Montana’s congressional Republicans, Sen. Steve Daines and Reps. Matt Rosendale and Ryan Zinke were quick to blast the EPA’s proposed rule in May. Zinke suggested the rule would lead to “high priced electricity and brownouts.”

The threat of shutdown over tougher pollution limits is similar to Colstrip owners’ response to the “Clean Power Plan” of the Barack Obama presidency. That plan proposed that each state as a whole meet tougher greenhouse gas emissions standards, which in Montana’s case meant shutting down the two dirtiest of Colstrip’s four units. The Clean Power Plan died in court, while Colstrip’s Units 1 and 2 were shuttered for being uneconomical. But the politics of a Democratic president attempting to curb climate change, put the party’s statewide elected officials on the hot seat in Montana.
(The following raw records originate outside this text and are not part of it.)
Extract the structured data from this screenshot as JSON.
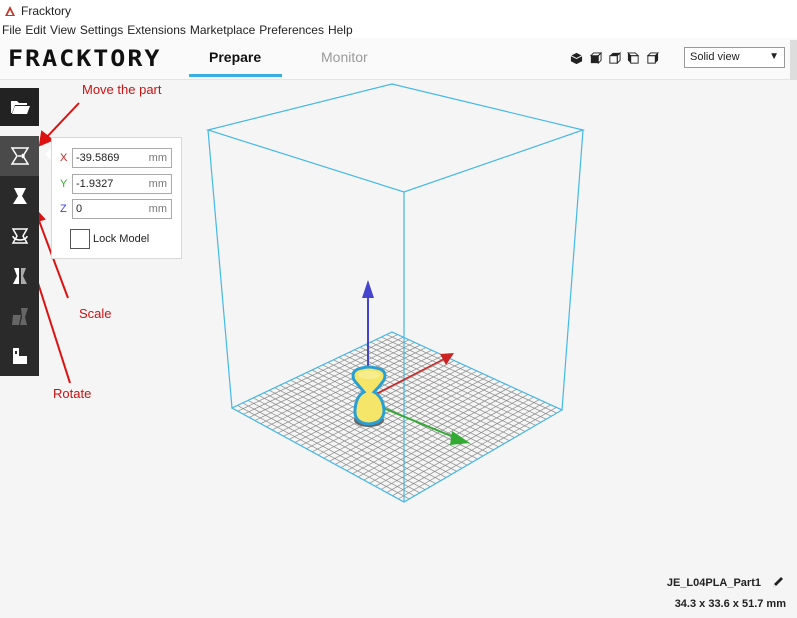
{
  "window": {
    "title": "Fracktory"
  },
  "menu": [
    "File",
    "Edit",
    "View",
    "Settings",
    "Extensions",
    "Marketplace",
    "Preferences",
    "Help"
  ],
  "header": {
    "logo": "FRACKTORY",
    "tabs": [
      {
        "label": "Prepare",
        "active": true
      },
      {
        "label": "Monitor",
        "active": false
      }
    ],
    "view_mode": "Solid view"
  },
  "toolbar": {
    "tools": [
      "open-file",
      "move",
      "scale",
      "rotate",
      "mirror",
      "per-model-settings",
      "support-blocker"
    ],
    "active": "move"
  },
  "move_panel": {
    "x": {
      "label": "X",
      "value": "-39.5869",
      "unit": "mm"
    },
    "y": {
      "label": "Y",
      "value": "-1.9327",
      "unit": "mm"
    },
    "z": {
      "label": "Z",
      "value": "0",
      "unit": "mm"
    },
    "lock_label": "Lock Model"
  },
  "annotations": {
    "move": "Move the part",
    "scale": "Scale",
    "rotate": "Rotate"
  },
  "model": {
    "name": "JE_L04PLA_Part1",
    "dimensions": "34.3 x 33.6 x 51.7 mm"
  },
  "colors": {
    "accent": "#3ab0e0",
    "annotation": "#cc1111",
    "axis_x": "#cc2222",
    "axis_y": "#33aa33",
    "axis_z": "#4444cc",
    "model": "#f5e66a"
  }
}
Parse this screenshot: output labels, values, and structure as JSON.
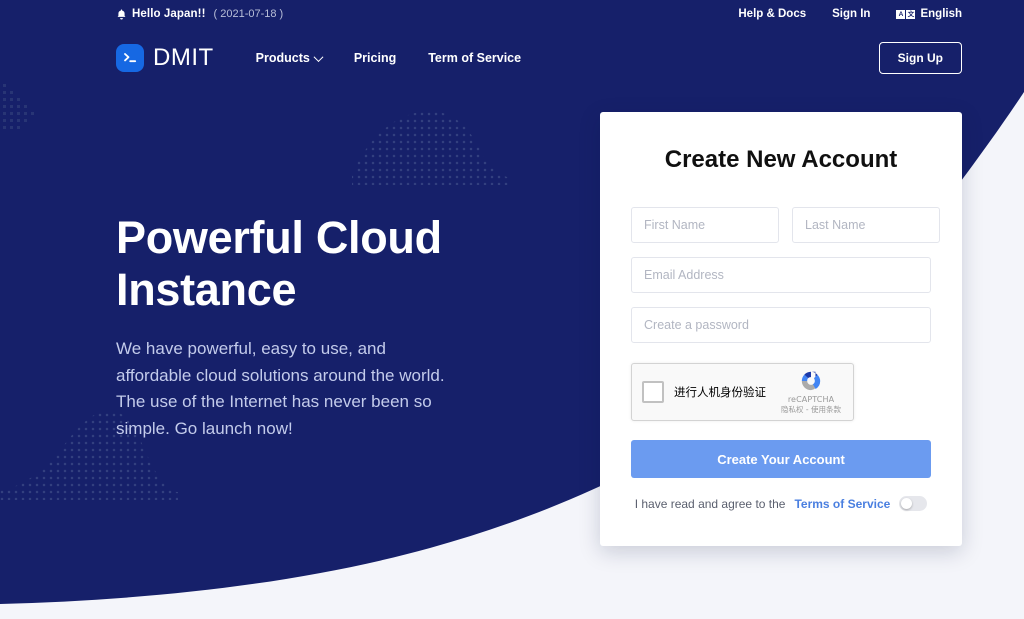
{
  "topbar": {
    "bell_icon": "bell-icon",
    "hello": "Hello Japan!!",
    "date": "( 2021-07-18 )",
    "help": "Help & Docs",
    "signin": "Sign In",
    "lang_a": "A",
    "lang_b": "文",
    "language": "English"
  },
  "nav": {
    "logo_glyph": ">_",
    "logo_text": "DMIT",
    "items": [
      {
        "label": "Products",
        "has_caret": true
      },
      {
        "label": "Pricing",
        "has_caret": false
      },
      {
        "label": "Term of Service",
        "has_caret": false
      }
    ],
    "signup_label": "Sign Up"
  },
  "hero": {
    "title_line1": "Powerful Cloud",
    "title_line2": "Instance",
    "subtitle": "We have powerful, easy to use, and affordable cloud solutions around the world. The use of the Internet has never been so simple. Go launch now!"
  },
  "card": {
    "title": "Create New Account",
    "first_name_placeholder": "First Name",
    "last_name_placeholder": "Last Name",
    "email_placeholder": "Email Address",
    "password_placeholder": "Create a password",
    "first_name_value": "",
    "last_name_value": "",
    "email_value": "",
    "password_value": "",
    "recaptcha": {
      "label": "进行人机身份验证",
      "brand": "reCAPTCHA",
      "terms": "隐私权 - 使用条款"
    },
    "submit_label": "Create Your Account",
    "terms_text": "I have read and agree to the",
    "terms_link": "Terms of Service",
    "toggle_state": "off"
  },
  "colors": {
    "navy": "#16206a",
    "page_bg": "#f4f5fa",
    "accent_blue": "#6b9bf0",
    "logo_blue": "#1668e3",
    "link_blue": "#4a7fe0",
    "hero_sub": "#c3cbeb"
  }
}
Steve Bullock, Montana’s former Democratic governor, accused President Obama of “moving the goalposts” of climate change policy to Montana’s disadvantage. Bullock was up for reelection in 2016 when EPA informed Montana it would have to cut carbon emissions by 21%.

Votes in Rosebud Co.
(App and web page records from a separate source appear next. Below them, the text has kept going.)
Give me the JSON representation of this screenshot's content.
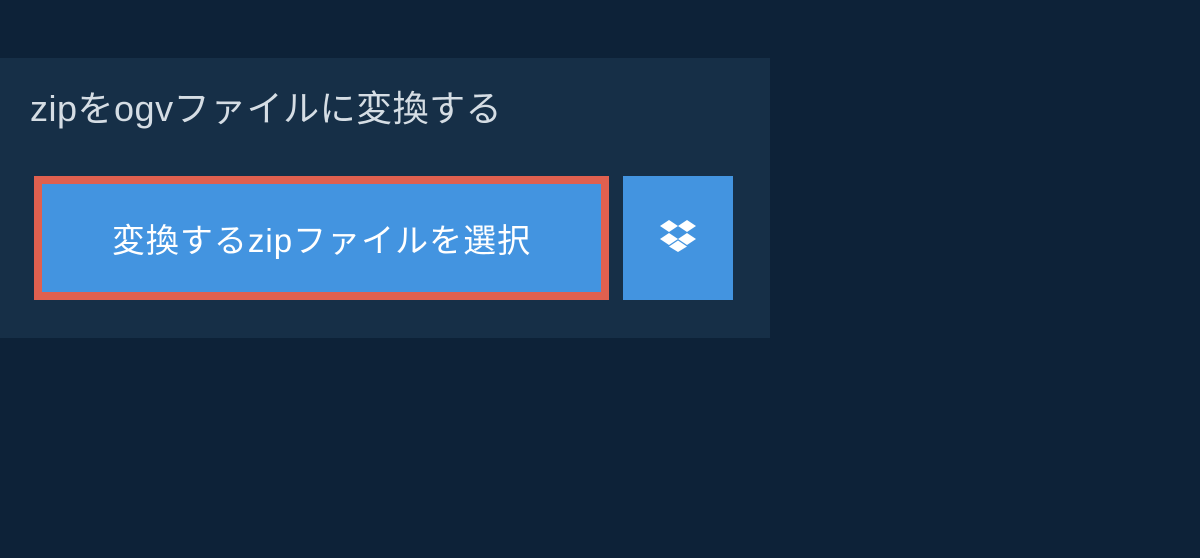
{
  "header": {
    "title": "zipをogvファイルに変換する"
  },
  "actions": {
    "select_file_label": "変換するzipファイルを選択",
    "dropbox_icon": "dropbox-icon"
  },
  "colors": {
    "background": "#0d2238",
    "panel": "#162f47",
    "button_primary": "#4394e0",
    "button_highlight_border": "#e0604f",
    "text_light": "#d5dde4",
    "text_white": "#ffffff"
  }
}
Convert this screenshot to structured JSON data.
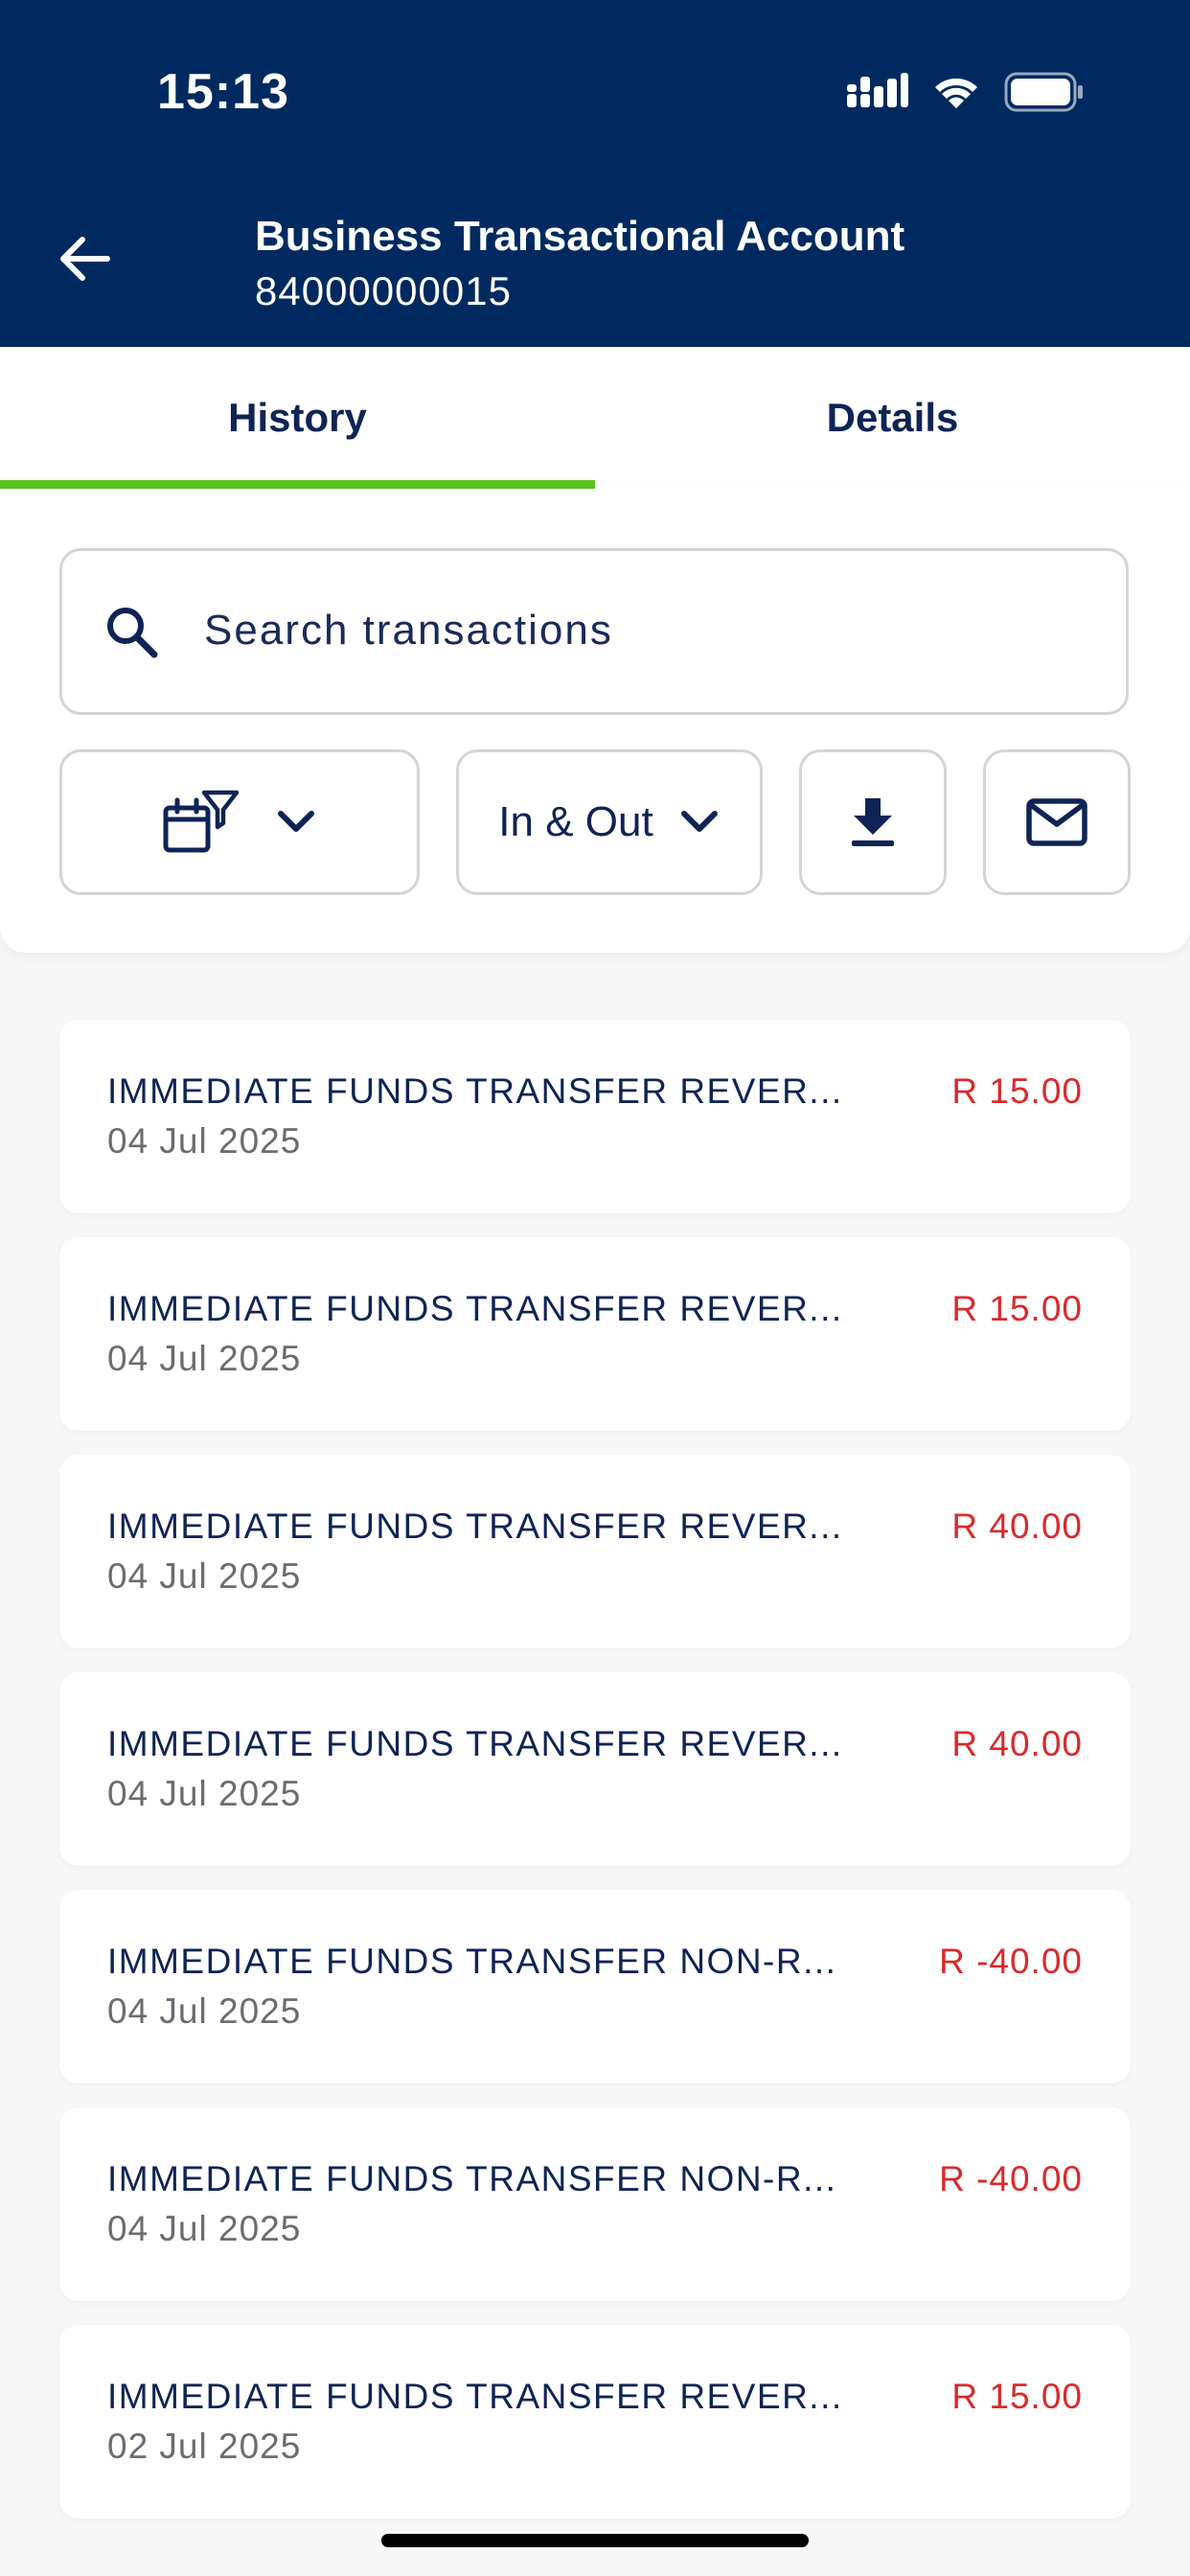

Colstrip is in Rosebud County, which combined with neighboring Big Horn County, comprise the heart of Montana coal country. Both counties have coal-fired power plants, though Hardin Generation Station in Big Horn County operates little to not at all.

Both counties are home to Montana’s largest, open-pit coal mines, which are also struggling. Big Horn County’s Decker Mine closed in early 2021 after losing its last powerplant customer. There were no takers for Decker Mine, which remains closed. The Absaloka mine, with mineral rights owned by the Crow Tribe of Indians, produced less than 2 million tons of coal in 2023 as its mainstay customer Sherburne County Generation Station in Minnesota transitions to solar power.

In Rosebud County, the closures of Colstrip Units 1 and 2 have cut into the coal production of Rosebud Mine. EPA’s proposed greenhouse gas emissions are just one of the pollution regulations on the horizon that could drive up the cost of operating Colstrip. There are tougher mercury air toxics emissions standards in the works, as well.

Tester’s share of the vote in these two coal counties has been shrinking over the past three elections. Voting records show the Democrat won 55% of the vote in Rosebud County in 2006 when he unseated incumbent Republican Sen. Conrad Burns. In 2012, Tester won 48% of the vote. By 2018, he was down to 44%.

In Big Horn County, Tester’s share of the vote has slid from 74% in 2006 to 64% in 2018. In the 2018 election, Republicans were trying out a new slogan Big Horn County’s American Indian majority: “A war on coal, is a war on Indian families.”